Hair products, when applied on your scalp have a minimal risk of being absorbed into the skin. However, chemicals from hair products used in hair coloring, hair straightening and hair sprays may include p-phenylenediamine, whose high exposure has not only been linked to reproductive toxicity but it is also considered a neurotoxin.
Be aware of scented cosmetics and perfumes, too. Most cosmetic products use fragrances to hide the unpleasant smells of their chemical constituents. What the companies fail to tell us is that these fragrances use phthalates as carriers. Phthalates can imitate the hormones responsible for the growth and development of the fetus and unnatural levels of these hormones could be dangerous. Even if a perfume has a dangerous phthalate as its ingredient, it might not be listed on the label due to the laws, which protect the secret formulation of fragrances.

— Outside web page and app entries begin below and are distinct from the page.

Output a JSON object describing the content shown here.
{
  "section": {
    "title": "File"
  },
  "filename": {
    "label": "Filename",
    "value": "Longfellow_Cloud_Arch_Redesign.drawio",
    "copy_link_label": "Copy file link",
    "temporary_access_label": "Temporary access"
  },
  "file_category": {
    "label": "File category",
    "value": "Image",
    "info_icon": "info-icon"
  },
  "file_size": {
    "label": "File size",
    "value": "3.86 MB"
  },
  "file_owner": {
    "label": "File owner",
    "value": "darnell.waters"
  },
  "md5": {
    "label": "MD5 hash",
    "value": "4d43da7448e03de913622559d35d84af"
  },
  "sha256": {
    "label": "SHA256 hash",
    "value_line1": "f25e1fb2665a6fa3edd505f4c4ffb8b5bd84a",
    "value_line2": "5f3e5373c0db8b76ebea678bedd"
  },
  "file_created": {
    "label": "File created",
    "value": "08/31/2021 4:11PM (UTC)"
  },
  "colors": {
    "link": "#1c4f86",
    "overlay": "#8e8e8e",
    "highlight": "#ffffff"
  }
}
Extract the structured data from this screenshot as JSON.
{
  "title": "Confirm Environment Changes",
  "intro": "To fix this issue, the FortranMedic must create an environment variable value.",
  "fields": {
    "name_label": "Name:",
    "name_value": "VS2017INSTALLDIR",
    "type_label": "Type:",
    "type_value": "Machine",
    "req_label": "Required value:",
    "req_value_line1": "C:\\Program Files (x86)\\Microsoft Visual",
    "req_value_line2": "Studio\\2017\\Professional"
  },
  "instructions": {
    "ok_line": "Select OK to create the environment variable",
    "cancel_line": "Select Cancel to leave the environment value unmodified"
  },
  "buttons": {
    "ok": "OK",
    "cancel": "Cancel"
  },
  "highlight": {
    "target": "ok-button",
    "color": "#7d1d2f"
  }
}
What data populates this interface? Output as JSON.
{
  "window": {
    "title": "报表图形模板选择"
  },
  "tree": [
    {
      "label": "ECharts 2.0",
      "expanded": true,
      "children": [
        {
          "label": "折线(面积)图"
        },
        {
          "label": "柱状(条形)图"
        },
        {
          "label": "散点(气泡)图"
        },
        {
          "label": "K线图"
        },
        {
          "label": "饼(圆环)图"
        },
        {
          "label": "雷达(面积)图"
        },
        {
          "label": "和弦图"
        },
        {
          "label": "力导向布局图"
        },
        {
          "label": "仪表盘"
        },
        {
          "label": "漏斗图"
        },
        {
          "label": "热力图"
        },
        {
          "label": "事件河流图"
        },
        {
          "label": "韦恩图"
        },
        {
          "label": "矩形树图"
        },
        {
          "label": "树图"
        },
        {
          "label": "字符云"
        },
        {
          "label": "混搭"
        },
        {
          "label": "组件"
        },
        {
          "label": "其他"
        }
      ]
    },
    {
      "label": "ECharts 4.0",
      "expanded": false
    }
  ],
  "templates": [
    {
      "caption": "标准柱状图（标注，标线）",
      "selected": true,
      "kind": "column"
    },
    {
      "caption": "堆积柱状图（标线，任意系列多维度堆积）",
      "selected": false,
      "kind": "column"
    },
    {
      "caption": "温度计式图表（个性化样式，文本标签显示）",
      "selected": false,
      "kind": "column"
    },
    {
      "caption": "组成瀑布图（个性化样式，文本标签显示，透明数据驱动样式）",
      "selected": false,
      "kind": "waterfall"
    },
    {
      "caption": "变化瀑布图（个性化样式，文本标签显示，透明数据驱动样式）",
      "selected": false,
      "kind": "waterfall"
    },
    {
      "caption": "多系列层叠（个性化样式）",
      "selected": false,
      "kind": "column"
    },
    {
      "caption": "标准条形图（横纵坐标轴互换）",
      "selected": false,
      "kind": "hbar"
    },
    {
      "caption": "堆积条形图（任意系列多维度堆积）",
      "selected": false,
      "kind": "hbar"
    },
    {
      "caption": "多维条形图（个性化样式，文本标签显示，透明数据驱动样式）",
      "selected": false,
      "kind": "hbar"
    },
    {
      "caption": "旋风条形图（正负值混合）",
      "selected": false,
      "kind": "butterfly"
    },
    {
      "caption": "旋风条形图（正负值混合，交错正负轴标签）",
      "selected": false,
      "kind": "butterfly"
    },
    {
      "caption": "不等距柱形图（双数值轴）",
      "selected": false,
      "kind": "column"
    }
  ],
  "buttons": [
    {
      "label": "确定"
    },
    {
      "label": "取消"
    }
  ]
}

Anti-aging products like wrinkle control creams have retinoids as their ingredient, which helps the breakdown of collagen. Retinoids with vitamin A when used in large quantities can cause dangerous levels of vitamin A for the baby. Anti-aging products also contain parabens, which can disrupt the body’s hormone systems.
Although DHA (Dihydroxy Acetone) used in chemical tanning is approved and is considered safer than suntanning (which can cause cancer), it is still not clear whether inhalation of the spray particles is harmful or not. There are clinical studies to suggest that DHA might be mutagenic and cause DNA damage. Tanning beds are also a strict no-no as the elevated temperatures can cause fetal damage.
Many nail products like nail polishes, cuticle strengthener and polish removers have toluene and formaldehyde in their ingredient lists. Toluene is an industrial solvent, which poses reproductive toxicity and can cause brain cell damage. Formaldehyde is a preservative and hardener, which has been linked to cancer and developmental toxicity. Nail products can cause fetal damage because your hands come directly in contact with what you eat, which goes into your bloodstream.
Between the morning sickness and sleepless nights, there could be plenty to frown about during pregnancy—but should you get Botox to smooth out frown lines? The decision to undergo any cosmetic treatment while pregnant should always be made by your doctor, who must determine if the benefits outweigh any potential risks. “The decision to undergo any cosmetic treatment while pregnant should always be made by your doctor, who must determine if the benefits outweigh any potential risks,” says Dr. Richard Chaffoo, a triple board-certified plastic surgeon in San Diego. “Even though Botox is injected into specific targeted areas, general consensus is to stay away from Botox while pregnant, it is not worth the risk.”
A chemical peel involves different types of acids applied to the surface of your skin to exfoliate the top layers and to improve the tone and textures of the skin—but are they safe during pregnancy? “Superficial peels such as lactic and glycolic acid are very safe, but should not be done during pregnancy secondary to unknown risks regarding absorption of chemical products into the bloodstream and potential exposure to the baby,” advises Dr. Chaffoo. In addition, he suggests staying away from fillers until after pregnancy. “Restylane and Juvederm are localized injections of a natural hyaluronic acid fillers to smooth out deeper lines and furrows,” he says. “These are likely safe during pregnancy, but usually unnecessary as the face typically plumps up on its own while pregnant! Best to stay away from any injections during pregnancy as the safety has not been proven.”
Don’t stress about your normal beauty routine, but if you have concerns, do your research and ask your doc. I gave up coloring my hair during the first trimester, but I wasn’t about to go my whole pregnancy without a highlight! Did your beauty regimen change when you were pregnant? Or did you beautify on a case-by-case basis? —Erin